[Excerpts from an interface dataset]
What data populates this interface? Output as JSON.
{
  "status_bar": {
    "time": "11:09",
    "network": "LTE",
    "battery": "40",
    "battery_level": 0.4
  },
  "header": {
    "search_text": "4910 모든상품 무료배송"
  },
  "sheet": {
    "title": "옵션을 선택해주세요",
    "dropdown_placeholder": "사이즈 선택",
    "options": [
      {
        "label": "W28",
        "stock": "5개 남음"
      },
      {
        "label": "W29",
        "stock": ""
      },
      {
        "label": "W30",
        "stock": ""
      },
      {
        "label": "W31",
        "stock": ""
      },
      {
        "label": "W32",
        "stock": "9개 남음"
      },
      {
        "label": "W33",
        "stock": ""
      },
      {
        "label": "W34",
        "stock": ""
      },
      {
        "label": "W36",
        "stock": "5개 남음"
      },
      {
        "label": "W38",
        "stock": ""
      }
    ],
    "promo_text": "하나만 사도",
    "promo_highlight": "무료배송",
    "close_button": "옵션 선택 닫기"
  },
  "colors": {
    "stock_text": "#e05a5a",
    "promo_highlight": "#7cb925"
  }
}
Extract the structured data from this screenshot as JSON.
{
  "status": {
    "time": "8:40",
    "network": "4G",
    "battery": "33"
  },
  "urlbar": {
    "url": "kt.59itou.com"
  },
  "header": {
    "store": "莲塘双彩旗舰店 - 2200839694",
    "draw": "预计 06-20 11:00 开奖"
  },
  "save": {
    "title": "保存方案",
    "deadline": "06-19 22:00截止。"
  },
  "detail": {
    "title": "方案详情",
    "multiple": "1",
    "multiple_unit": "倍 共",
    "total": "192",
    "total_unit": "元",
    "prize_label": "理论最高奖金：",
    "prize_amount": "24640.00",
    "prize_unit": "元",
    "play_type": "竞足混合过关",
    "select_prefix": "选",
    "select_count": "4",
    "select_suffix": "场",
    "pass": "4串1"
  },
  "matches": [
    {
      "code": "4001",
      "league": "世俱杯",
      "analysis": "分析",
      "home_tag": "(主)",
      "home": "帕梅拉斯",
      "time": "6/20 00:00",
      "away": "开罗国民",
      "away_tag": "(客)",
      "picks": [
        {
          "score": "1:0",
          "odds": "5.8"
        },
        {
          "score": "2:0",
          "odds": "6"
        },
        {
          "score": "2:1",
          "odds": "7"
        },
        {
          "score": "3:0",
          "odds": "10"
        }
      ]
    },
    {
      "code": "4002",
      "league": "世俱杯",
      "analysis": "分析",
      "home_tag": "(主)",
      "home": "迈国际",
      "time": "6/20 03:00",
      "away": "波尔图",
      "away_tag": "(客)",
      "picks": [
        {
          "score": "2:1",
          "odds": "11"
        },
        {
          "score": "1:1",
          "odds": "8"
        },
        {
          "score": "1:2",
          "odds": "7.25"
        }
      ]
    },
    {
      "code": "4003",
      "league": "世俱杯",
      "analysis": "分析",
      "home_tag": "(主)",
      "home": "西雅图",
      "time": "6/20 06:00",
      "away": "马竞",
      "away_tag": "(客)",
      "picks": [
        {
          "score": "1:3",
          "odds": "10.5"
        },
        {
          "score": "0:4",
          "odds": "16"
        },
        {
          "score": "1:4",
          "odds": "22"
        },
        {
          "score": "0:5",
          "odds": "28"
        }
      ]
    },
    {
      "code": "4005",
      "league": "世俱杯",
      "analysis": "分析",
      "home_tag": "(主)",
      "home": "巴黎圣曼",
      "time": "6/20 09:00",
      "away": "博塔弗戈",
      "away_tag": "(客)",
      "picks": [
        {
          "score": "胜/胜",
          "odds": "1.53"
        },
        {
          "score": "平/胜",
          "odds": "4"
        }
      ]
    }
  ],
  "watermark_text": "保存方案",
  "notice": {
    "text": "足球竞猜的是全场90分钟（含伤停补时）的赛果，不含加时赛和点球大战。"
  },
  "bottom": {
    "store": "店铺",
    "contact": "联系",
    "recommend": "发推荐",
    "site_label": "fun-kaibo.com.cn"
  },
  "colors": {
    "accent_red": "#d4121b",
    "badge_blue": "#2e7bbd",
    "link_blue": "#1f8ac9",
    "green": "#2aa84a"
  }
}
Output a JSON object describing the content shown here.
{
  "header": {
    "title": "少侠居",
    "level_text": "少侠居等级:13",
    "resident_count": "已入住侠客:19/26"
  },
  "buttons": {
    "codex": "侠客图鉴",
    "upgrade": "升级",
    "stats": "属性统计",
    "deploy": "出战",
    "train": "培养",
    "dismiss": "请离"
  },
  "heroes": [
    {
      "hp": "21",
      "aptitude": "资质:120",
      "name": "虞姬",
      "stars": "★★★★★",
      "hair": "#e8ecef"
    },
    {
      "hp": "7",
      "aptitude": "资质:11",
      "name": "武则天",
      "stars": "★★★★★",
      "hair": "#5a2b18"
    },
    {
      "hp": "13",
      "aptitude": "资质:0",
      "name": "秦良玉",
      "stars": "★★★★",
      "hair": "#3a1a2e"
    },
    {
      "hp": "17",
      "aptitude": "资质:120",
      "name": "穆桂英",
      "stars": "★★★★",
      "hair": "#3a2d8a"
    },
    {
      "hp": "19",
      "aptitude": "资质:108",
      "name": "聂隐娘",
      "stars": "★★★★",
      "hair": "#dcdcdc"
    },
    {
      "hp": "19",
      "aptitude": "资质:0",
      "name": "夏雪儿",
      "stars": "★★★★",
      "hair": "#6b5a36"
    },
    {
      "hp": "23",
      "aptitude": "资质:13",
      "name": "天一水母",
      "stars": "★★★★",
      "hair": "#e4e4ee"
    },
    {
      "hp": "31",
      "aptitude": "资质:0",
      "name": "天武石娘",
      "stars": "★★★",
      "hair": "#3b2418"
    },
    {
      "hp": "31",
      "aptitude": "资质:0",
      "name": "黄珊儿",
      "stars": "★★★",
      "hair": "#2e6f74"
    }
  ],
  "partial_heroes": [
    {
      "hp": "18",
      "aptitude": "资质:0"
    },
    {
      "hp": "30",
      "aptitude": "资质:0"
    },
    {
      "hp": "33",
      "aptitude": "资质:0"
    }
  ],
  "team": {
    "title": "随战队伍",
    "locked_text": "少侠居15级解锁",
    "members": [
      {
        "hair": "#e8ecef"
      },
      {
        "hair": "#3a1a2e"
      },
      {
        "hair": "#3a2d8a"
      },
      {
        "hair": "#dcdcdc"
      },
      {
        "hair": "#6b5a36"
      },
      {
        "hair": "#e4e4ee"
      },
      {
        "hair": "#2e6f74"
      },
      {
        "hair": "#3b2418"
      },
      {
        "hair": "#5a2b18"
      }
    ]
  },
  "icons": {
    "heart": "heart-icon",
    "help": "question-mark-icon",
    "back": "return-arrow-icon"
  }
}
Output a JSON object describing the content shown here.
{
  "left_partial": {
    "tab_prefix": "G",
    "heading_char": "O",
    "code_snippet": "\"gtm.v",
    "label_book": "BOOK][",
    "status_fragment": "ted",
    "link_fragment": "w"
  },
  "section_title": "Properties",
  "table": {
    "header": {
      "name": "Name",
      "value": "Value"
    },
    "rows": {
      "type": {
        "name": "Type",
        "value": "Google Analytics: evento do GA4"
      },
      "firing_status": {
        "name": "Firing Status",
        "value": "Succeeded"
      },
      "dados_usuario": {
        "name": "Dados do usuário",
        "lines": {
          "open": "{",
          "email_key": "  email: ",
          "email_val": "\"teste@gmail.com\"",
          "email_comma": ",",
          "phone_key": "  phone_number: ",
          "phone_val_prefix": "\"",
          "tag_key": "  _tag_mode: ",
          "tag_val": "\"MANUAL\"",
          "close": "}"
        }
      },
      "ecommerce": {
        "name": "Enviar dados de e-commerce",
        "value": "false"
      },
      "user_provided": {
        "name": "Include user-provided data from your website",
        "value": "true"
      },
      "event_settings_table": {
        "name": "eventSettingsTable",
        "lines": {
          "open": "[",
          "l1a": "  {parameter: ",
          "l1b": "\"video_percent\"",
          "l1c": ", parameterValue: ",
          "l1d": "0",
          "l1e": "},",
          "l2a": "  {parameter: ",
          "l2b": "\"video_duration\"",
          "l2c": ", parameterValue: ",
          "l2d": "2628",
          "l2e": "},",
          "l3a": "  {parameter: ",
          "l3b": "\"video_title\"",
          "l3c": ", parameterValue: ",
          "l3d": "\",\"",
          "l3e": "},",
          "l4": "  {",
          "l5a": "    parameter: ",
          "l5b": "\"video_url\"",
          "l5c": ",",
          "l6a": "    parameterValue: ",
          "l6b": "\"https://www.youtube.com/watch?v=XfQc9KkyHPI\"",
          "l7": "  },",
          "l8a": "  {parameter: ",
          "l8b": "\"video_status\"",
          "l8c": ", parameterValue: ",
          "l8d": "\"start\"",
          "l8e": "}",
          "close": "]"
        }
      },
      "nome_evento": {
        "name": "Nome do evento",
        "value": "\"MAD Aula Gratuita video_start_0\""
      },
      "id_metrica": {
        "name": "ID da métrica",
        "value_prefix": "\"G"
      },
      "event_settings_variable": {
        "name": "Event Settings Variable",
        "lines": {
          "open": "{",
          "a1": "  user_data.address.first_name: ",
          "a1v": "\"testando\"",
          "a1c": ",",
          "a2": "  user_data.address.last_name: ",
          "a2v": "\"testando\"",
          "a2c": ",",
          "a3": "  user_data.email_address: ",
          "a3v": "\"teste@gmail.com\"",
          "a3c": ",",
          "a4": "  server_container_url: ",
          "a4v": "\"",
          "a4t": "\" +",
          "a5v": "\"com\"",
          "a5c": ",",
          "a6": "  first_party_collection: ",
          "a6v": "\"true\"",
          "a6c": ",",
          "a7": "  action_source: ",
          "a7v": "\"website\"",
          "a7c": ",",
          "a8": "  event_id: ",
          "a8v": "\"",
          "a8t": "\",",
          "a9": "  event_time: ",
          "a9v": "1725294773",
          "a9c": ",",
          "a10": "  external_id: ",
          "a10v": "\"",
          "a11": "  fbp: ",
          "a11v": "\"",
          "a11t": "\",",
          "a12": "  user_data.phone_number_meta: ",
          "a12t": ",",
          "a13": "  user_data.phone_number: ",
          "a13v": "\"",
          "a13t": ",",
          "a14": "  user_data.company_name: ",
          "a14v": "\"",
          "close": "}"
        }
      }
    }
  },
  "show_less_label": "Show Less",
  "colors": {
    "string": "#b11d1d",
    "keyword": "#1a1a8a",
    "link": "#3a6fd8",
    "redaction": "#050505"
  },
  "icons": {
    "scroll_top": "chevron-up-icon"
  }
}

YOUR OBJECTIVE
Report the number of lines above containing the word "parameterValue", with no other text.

RESULT OF THIS TASK
5